## TASK TO CARRY OUT
Among the entries below, how many lines contain the string "Demo"? Only the number, please.

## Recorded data
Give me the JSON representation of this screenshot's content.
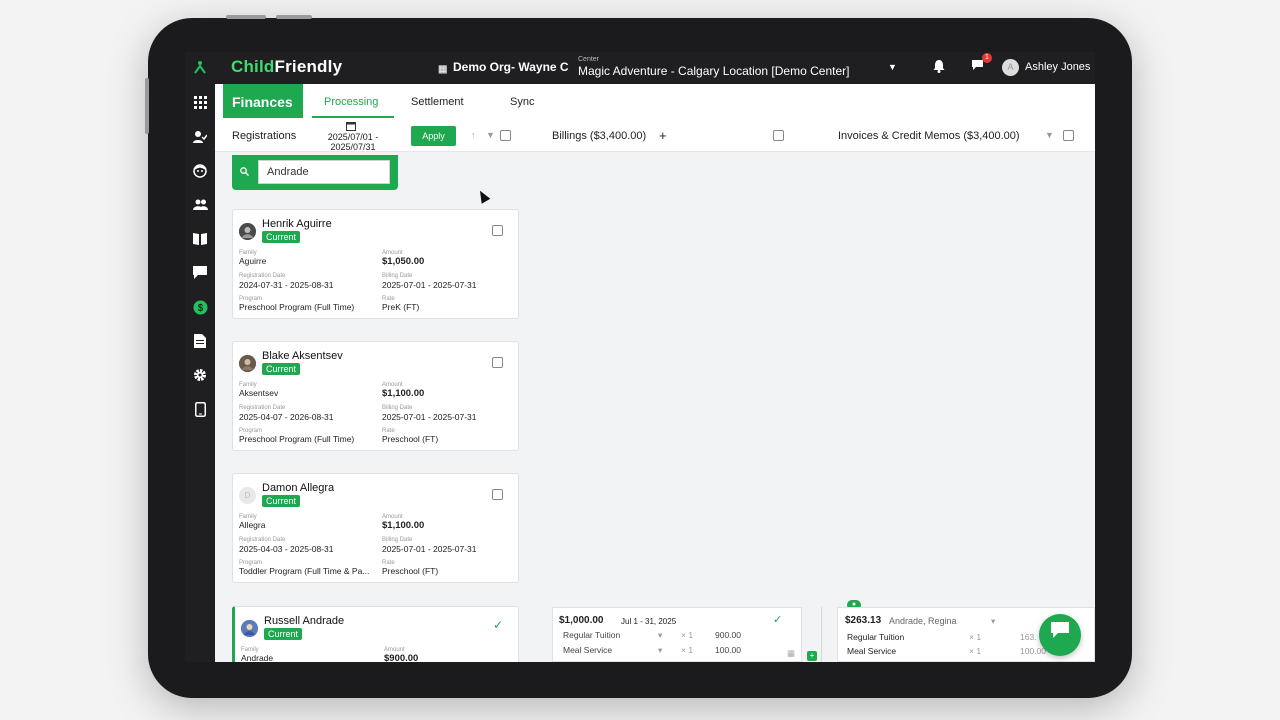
{
  "app": {
    "logo_part1": "Child",
    "logo_part2": "Friendly",
    "org": "Demo Org- Wayne C",
    "center_label": "Center",
    "center_value": "Magic Adventure - Calgary Location [Demo Center]",
    "notification_count": "1",
    "user_initial": "A",
    "user_name": "Ashley Jones"
  },
  "sidebar": {
    "icons": [
      "apps-grid-icon",
      "checkin-icon",
      "child-icon",
      "people-icon",
      "learning-book-icon",
      "messages-icon",
      "finances-dollar-icon",
      "document-icon",
      "settings-gear-icon",
      "tablet-icon"
    ],
    "active": "finances-dollar-icon"
  },
  "header": {
    "section": "Finances",
    "tabs": [
      "Processing",
      "Settlement",
      "Sync"
    ],
    "active_tab": "Processing"
  },
  "toolbar": {
    "registrations_label": "Registrations",
    "date_range_line1": "2025/07/01 -",
    "date_range_line2": "2025/07/31",
    "apply_label": "Apply",
    "billings_label": "Billings ($3,400.00)",
    "invoices_label": "Invoices & Credit Memos ($3,400.00)"
  },
  "search": {
    "value": "Andrade",
    "placeholder": "Search"
  },
  "field_labels": {
    "family": "Family",
    "amount": "Amount",
    "registration_date": "Registration Date",
    "billing_date": "Billing Date",
    "program": "Program",
    "rate": "Rate"
  },
  "registrations": [
    {
      "name": "Henrik Aguirre",
      "status": "Current",
      "family": "Aguirre",
      "amount": "$1,050.00",
      "registration_date": "2024-07-31 - 2025-08-31",
      "billing_date": "2025-07-01 - 2025-07-31",
      "program": "Preschool Program (Full Time)",
      "rate": "PreK (FT)",
      "checked": false
    },
    {
      "name": "Blake Aksentsev",
      "status": "Current",
      "family": "Aksentsev",
      "amount": "$1,100.00",
      "registration_date": "2025-04-07 - 2026-08-31",
      "billing_date": "2025-07-01 - 2025-07-31",
      "program": "Preschool Program (Full Time)",
      "rate": "Preschool (FT)",
      "checked": false
    },
    {
      "name": "Damon Allegra",
      "initial": "D",
      "status": "Current",
      "family": "Allegra",
      "amount": "$1,100.00",
      "registration_date": "2025-04-03 - 2025-08-31",
      "billing_date": "2025-07-01 - 2025-07-31",
      "program": "Toddler Program (Full Time & Pa...",
      "rate": "Preschool (FT)",
      "checked": false
    },
    {
      "name": "Russell Andrade",
      "status": "Current",
      "family": "Andrade",
      "amount": "$900.00",
      "checked": true
    }
  ],
  "billing": {
    "amount": "$1,000.00",
    "period": "Jul 1 - 31, 2025",
    "lines": [
      {
        "item": "Regular Tuition",
        "qty": "× 1",
        "price": "900.00"
      },
      {
        "item": "Meal Service",
        "qty": "× 1",
        "price": "100.00"
      }
    ]
  },
  "invoice": {
    "amount": "$263.13",
    "family": "Andrade, Regina",
    "lines": [
      {
        "item": "Regular Tuition",
        "qty": "× 1",
        "price": "163."
      },
      {
        "item": "Meal Service",
        "qty": "× 1",
        "price": "100.00"
      }
    ]
  },
  "colors": {
    "brand_green": "#1ea84f",
    "dark_bar": "#1f1f22"
  }
}
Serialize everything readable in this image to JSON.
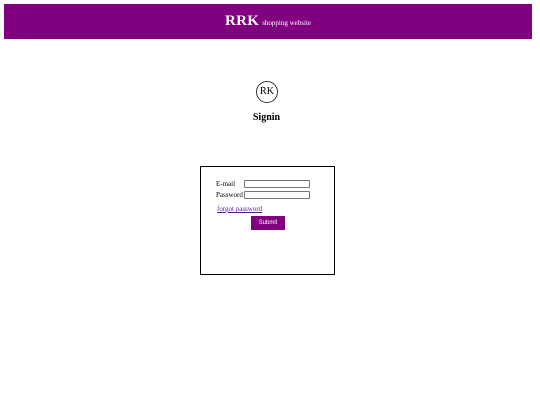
{
  "header": {
    "brand": "RRK",
    "tagline": "shopping website"
  },
  "logo": {
    "text": "RK"
  },
  "page": {
    "title": "Signin"
  },
  "form": {
    "email_label": "E-mail",
    "email_value": "",
    "password_label": "Password",
    "password_value": "",
    "forgot_label": "forgot password",
    "submit_label": "Submit"
  },
  "colors": {
    "accent": "#800080"
  }
}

## TASK ANSWER
2